INSTRUCTIONS FOR THE TASK »
Where an entry contains a picture, omit the picture and repeat the rest exactly.

═════ STORED DATA ═════

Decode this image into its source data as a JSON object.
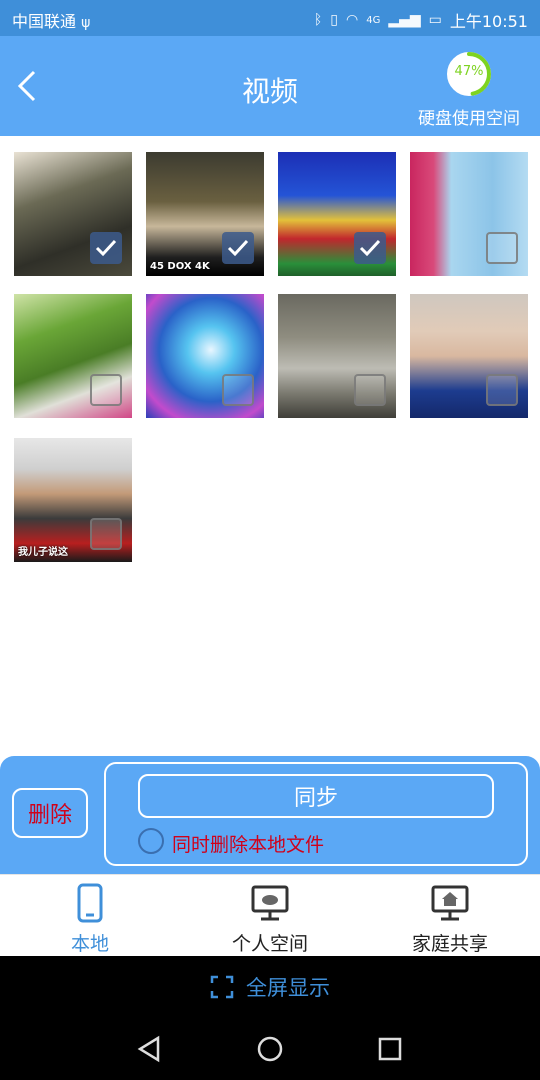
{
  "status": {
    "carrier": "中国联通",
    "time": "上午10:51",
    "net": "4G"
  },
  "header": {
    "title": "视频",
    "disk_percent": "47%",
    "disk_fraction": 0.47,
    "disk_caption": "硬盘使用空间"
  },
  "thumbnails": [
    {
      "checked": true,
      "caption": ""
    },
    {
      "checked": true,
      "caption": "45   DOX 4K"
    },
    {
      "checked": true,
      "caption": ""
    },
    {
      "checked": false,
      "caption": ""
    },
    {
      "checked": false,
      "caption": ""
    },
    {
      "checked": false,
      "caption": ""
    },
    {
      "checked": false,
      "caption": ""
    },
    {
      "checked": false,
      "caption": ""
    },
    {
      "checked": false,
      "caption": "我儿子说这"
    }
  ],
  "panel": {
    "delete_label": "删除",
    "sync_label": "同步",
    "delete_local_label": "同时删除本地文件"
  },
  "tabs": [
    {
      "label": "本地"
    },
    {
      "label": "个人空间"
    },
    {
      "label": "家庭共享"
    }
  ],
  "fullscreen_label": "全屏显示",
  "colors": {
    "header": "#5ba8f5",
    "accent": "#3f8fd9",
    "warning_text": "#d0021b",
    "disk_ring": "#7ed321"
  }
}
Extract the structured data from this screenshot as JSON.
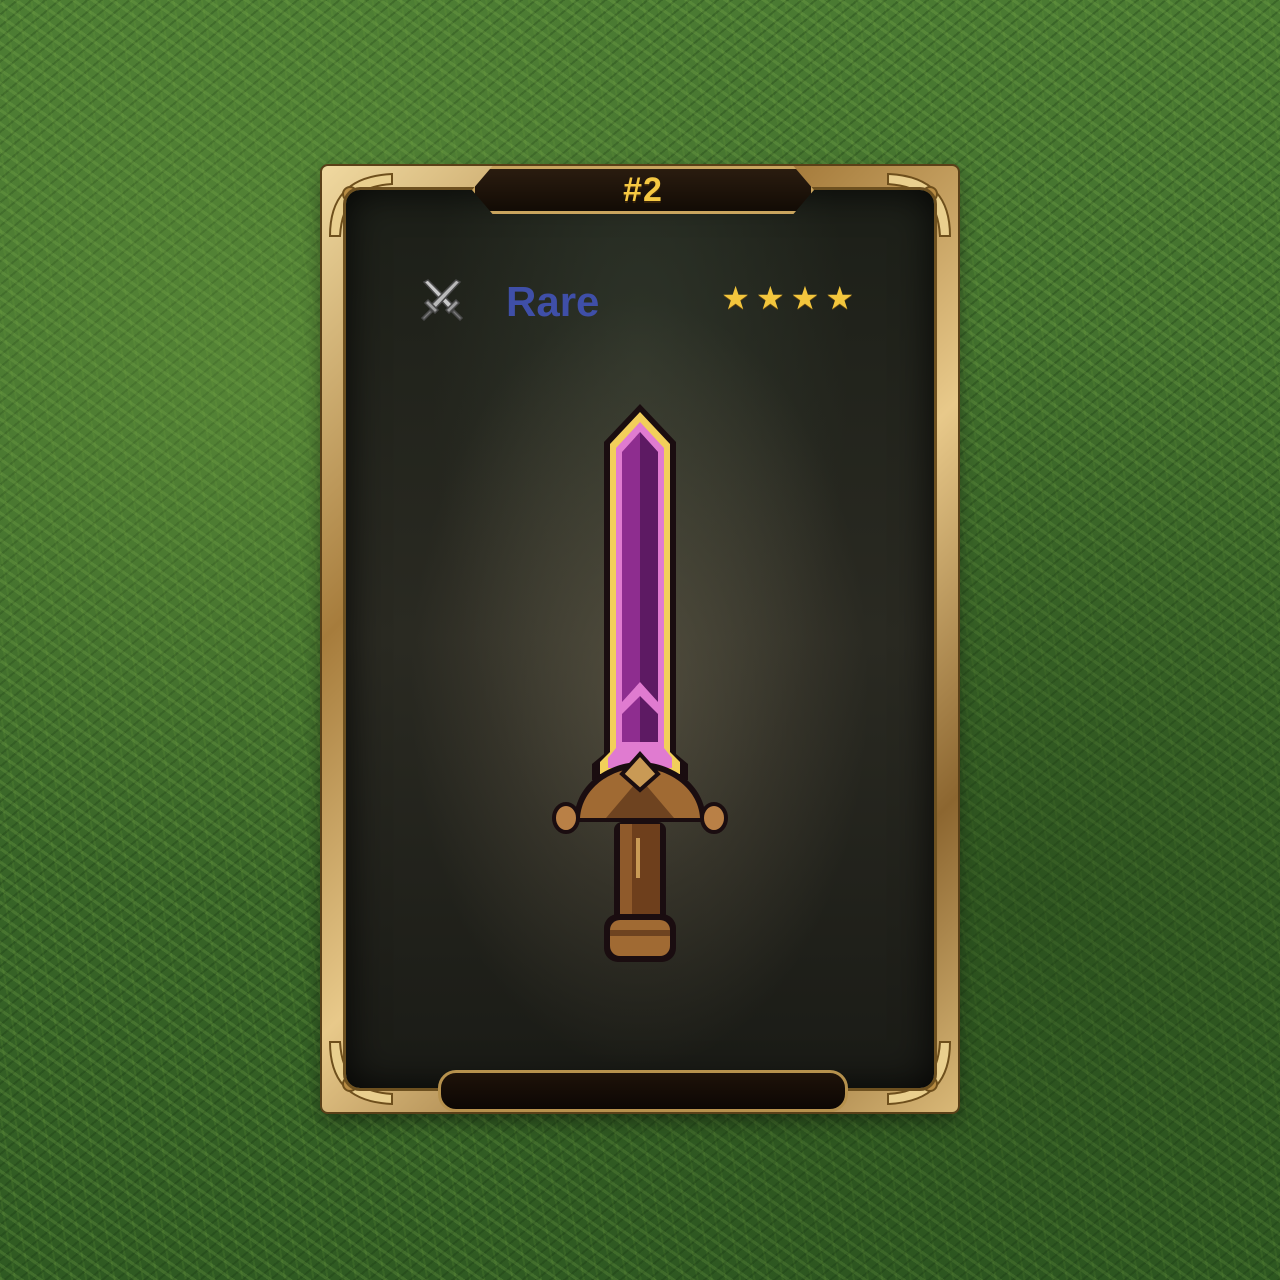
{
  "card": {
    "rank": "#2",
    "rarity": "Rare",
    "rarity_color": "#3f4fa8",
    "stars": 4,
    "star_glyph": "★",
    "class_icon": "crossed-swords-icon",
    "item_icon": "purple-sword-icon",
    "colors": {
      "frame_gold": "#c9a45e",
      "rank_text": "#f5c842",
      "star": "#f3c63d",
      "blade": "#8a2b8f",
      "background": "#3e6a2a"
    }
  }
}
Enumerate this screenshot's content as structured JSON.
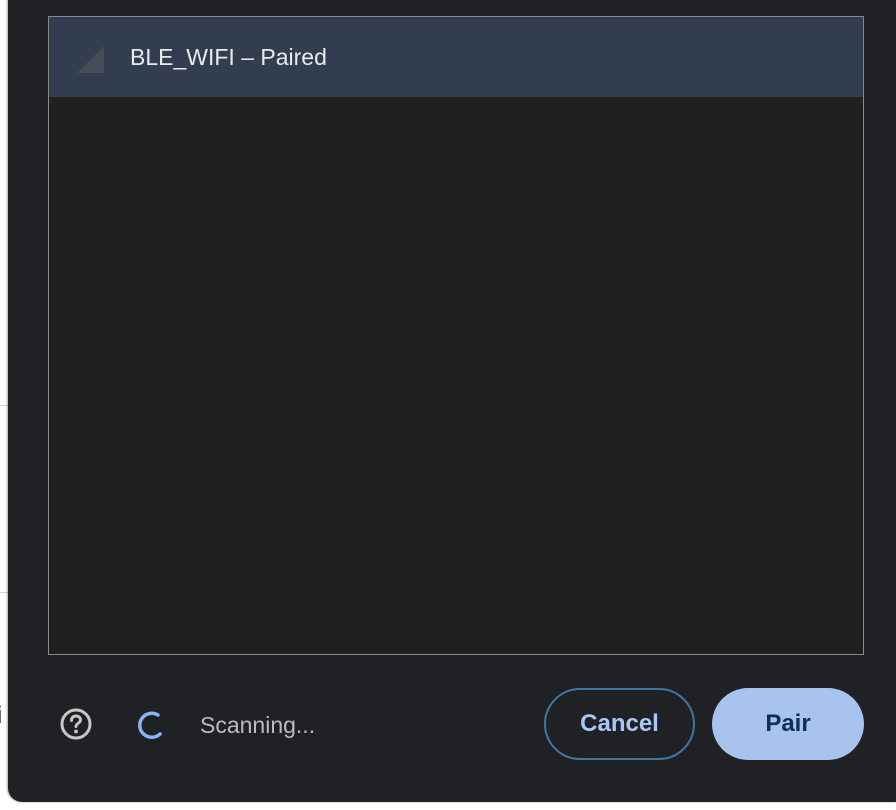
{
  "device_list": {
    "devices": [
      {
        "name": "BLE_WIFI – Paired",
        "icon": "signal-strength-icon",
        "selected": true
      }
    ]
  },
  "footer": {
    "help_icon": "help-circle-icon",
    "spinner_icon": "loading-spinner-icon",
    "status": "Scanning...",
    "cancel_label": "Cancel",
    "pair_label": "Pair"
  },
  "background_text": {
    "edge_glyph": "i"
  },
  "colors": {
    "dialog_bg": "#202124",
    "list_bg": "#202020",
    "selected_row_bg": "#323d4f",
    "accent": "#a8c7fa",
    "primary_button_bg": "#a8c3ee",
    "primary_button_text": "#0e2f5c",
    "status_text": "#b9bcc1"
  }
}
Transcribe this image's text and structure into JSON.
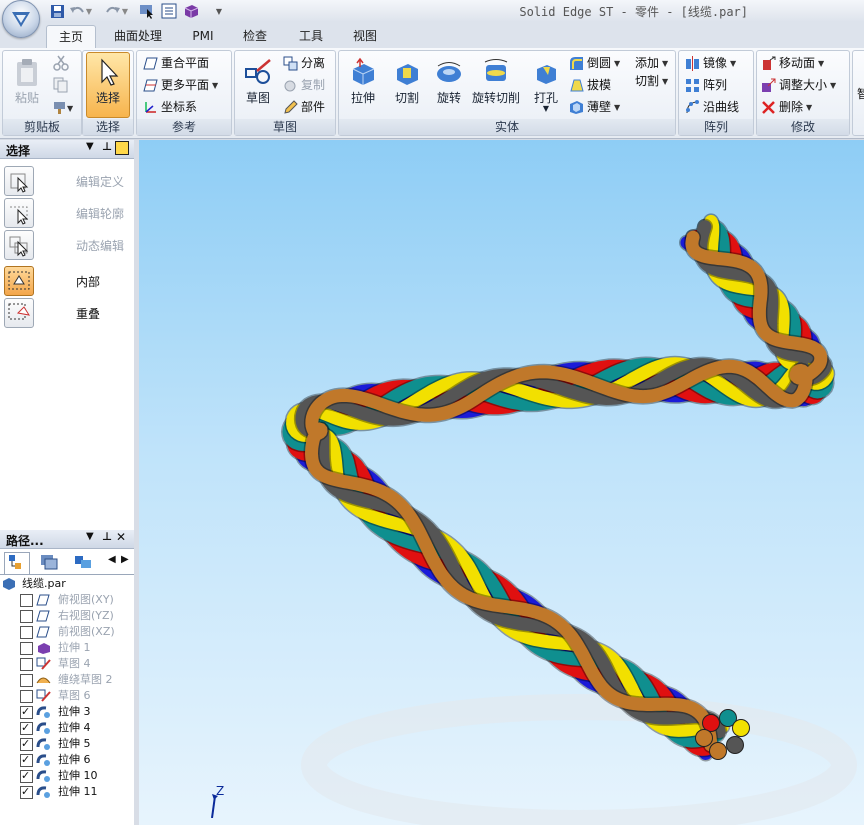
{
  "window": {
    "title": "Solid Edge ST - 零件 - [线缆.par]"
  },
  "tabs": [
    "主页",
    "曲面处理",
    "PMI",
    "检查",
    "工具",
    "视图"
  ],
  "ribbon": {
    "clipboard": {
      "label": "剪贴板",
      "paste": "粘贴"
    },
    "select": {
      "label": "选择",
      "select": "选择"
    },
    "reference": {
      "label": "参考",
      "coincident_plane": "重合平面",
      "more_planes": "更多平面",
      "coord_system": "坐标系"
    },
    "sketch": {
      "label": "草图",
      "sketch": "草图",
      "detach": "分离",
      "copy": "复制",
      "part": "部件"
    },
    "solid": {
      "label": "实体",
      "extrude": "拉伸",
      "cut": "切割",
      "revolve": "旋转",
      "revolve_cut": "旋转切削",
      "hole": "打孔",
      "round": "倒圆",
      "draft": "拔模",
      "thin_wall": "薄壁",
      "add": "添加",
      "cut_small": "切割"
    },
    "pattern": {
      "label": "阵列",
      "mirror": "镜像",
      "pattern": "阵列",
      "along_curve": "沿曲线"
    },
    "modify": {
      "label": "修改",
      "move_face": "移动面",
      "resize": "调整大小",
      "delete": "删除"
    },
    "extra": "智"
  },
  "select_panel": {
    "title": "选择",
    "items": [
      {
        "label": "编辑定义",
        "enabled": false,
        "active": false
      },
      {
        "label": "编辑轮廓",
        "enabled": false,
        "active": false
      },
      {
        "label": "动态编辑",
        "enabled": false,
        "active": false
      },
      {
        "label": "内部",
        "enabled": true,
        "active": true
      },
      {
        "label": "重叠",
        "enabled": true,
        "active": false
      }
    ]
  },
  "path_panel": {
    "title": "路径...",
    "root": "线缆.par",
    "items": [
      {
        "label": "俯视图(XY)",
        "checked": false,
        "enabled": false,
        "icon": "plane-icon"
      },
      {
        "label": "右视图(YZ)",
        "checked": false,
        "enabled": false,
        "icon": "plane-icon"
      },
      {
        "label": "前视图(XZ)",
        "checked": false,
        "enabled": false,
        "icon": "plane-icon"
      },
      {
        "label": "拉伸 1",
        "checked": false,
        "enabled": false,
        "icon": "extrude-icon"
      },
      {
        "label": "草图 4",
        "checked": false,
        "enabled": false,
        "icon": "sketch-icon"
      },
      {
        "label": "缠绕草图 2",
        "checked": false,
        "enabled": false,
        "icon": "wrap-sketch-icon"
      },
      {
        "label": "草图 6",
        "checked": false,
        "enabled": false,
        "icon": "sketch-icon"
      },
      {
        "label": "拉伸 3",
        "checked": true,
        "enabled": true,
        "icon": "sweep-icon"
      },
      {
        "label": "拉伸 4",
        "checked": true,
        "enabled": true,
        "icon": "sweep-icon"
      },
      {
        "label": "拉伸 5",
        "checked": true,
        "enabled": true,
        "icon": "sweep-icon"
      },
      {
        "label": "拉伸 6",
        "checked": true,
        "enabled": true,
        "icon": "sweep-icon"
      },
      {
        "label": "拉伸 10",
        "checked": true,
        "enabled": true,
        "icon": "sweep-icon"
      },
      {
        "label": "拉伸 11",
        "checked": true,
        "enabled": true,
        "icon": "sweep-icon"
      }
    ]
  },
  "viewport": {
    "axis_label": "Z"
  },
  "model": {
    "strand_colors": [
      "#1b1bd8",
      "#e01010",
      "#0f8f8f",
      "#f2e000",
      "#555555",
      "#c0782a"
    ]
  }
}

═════

EXERCISE RESPONSE »
Decode this image into its source data as a JSON object.
{
  "status": {
    "carrier": "中国联通",
    "time": "上午10:51",
    "net": "4G"
  },
  "header": {
    "title": "视频",
    "disk_percent": "47%",
    "disk_fraction": 0.47,
    "disk_caption": "硬盘使用空间"
  },
  "thumbnails": [
    {
      "checked": true,
      "caption": ""
    },
    {
      "checked": true,
      "caption": "45   DOX 4K"
    },
    {
      "checked": true,
      "caption": ""
    },
    {
      "checked": false,
      "caption": ""
    },
    {
      "checked": false,
      "caption": ""
    },
    {
      "checked": false,
      "caption": ""
    },
    {
      "checked": false,
      "caption": ""
    },
    {
      "checked": false,
      "caption": ""
    },
    {
      "checked": false,
      "caption": "我儿子说这"
    }
  ],
  "panel": {
    "delete_label": "删除",
    "sync_label": "同步",
    "delete_local_label": "同时删除本地文件"
  },
  "tabs": [
    {
      "label": "本地"
    },
    {
      "label": "个人空间"
    },
    {
      "label": "家庭共享"
    }
  ],
  "fullscreen_label": "全屏显示",
  "colors": {
    "header": "#5ba8f5",
    "accent": "#3f8fd9",
    "warning_text": "#d0021b",
    "disk_ring": "#7ed321"
  }
}
Extract the structured data from this screenshot as JSON.
{
  "card": {
    "rank": "#2",
    "rarity": "Rare",
    "rarity_color": "#3f4fa8",
    "stars": 4,
    "star_glyph": "★",
    "class_icon": "crossed-swords-icon",
    "item_icon": "purple-sword-icon",
    "colors": {
      "frame_gold": "#c9a45e",
      "rank_text": "#f5c842",
      "star": "#f3c63d",
      "blade": "#8a2b8f",
      "background": "#3e6a2a"
    }
  }
}
Enumerate this screenshot's content as structured JSON.
{
  "device_list": {
    "devices": [
      {
        "name": "BLE_WIFI – Paired",
        "icon": "signal-strength-icon",
        "selected": true
      }
    ]
  },
  "footer": {
    "help_icon": "help-circle-icon",
    "spinner_icon": "loading-spinner-icon",
    "status": "Scanning...",
    "cancel_label": "Cancel",
    "pair_label": "Pair"
  },
  "background_text": {
    "edge_glyph": "i"
  },
  "colors": {
    "dialog_bg": "#202124",
    "list_bg": "#202020",
    "selected_row_bg": "#323d4f",
    "accent": "#a8c7fa",
    "primary_button_bg": "#a8c3ee",
    "primary_button_text": "#0e2f5c",
    "status_text": "#b9bcc1"
  }
}
Transcribe this image's text and structure into JSON.
{
  "window": {
    "title": "Solid Edge ST - 零件 - [线缆.par]"
  },
  "tabs": [
    "主页",
    "曲面处理",
    "PMI",
    "检查",
    "工具",
    "视图"
  ],
  "ribbon": {
    "clipboard": {
      "label": "剪贴板",
      "paste": "粘贴"
    },
    "select": {
      "label": "选择",
      "select": "选择"
    },
    "reference": {
      "label": "参考",
      "coincident_plane": "重合平面",
      "more_planes": "更多平面",
      "coord_system": "坐标系"
    },
    "sketch": {
      "label": "草图",
      "sketch": "草图",
      "detach": "分离",
      "copy": "复制",
      "part": "部件"
    },
    "solid": {
      "label": "实体",
      "extrude": "拉伸",
      "cut": "切割",
      "revolve": "旋转",
      "revolve_cut": "旋转切削",
      "hole": "打孔",
      "round": "倒圆",
      "draft": "拔模",
      "thin_wall": "薄壁",
      "add": "添加",
      "cut_small": "切割"
    },
    "pattern": {
      "label": "阵列",
      "mirror": "镜像",
      "pattern": "阵列",
      "along_curve": "沿曲线"
    },
    "modify": {
      "label": "修改",
      "move_face": "移动面",
      "resize": "调整大小",
      "delete": "删除"
    },
    "extra": "智"
  },
  "select_panel": {
    "title": "选择",
    "items": [
      {
        "label": "编辑定义",
        "enabled": false,
        "active": false
      },
      {
        "label": "编辑轮廓",
        "enabled": false,
        "active": false
      },
      {
        "label": "动态编辑",
        "enabled": false,
        "active": false
      },
      {
        "label": "内部",
        "enabled": true,
        "active": true
      },
      {
        "label": "重叠",
        "enabled": true,
        "active": false
      }
    ]
  },
  "path_panel": {
    "title": "路径...",
    "root": "线缆.par",
    "items": [
      {
        "label": "俯视图(XY)",
        "checked": false,
        "enabled": false,
        "icon": "plane-icon"
      },
      {
        "label": "右视图(YZ)",
        "checked": false,
        "enabled": false,
        "icon": "plane-icon"
      },
      {
        "label": "前视图(XZ)",
        "checked": false,
        "enabled": false,
        "icon": "plane-icon"
      },
      {
        "label": "拉伸 1",
        "checked": false,
        "enabled": false,
        "icon": "extrude-icon"
      },
      {
        "label": "草图 4",
        "checked": false,
        "enabled": false,
        "icon": "sketch-icon"
      },
      {
        "label": "缠绕草图 2",
        "checked": false,
        "enabled": false,
        "icon": "wrap-sketch-icon"
      },
      {
        "label": "草图 6",
        "checked": false,
        "enabled": false,
        "icon": "sketch-icon"
      },
      {
        "label": "拉伸 3",
        "checked": true,
        "enabled": true,
        "icon": "sweep-icon"
      },
      {
        "label": "拉伸 4",
        "checked": true,
        "enabled": true,
        "icon": "sweep-icon"
      },
      {
        "label": "拉伸 5",
        "checked": true,
        "enabled": true,
        "icon": "sweep-icon"
      },
      {
        "label": "拉伸 6",
        "checked": true,
        "enabled": true,
        "icon": "sweep-icon"
      },
      {
        "label": "拉伸 10",
        "checked": true,
        "enabled": true,
        "icon": "sweep-icon"
      },
      {
        "label": "拉伸 11",
        "checked": true,
        "enabled": true,
        "icon": "sweep-icon"
      }
    ]
  },
  "viewport": {
    "axis_label": "Z"
  },
  "model": {
    "strand_colors": [
      "#1b1bd8",
      "#e01010",
      "#0f8f8f",
      "#f2e000",
      "#555555",
      "#c0782a"
    ]
  }
}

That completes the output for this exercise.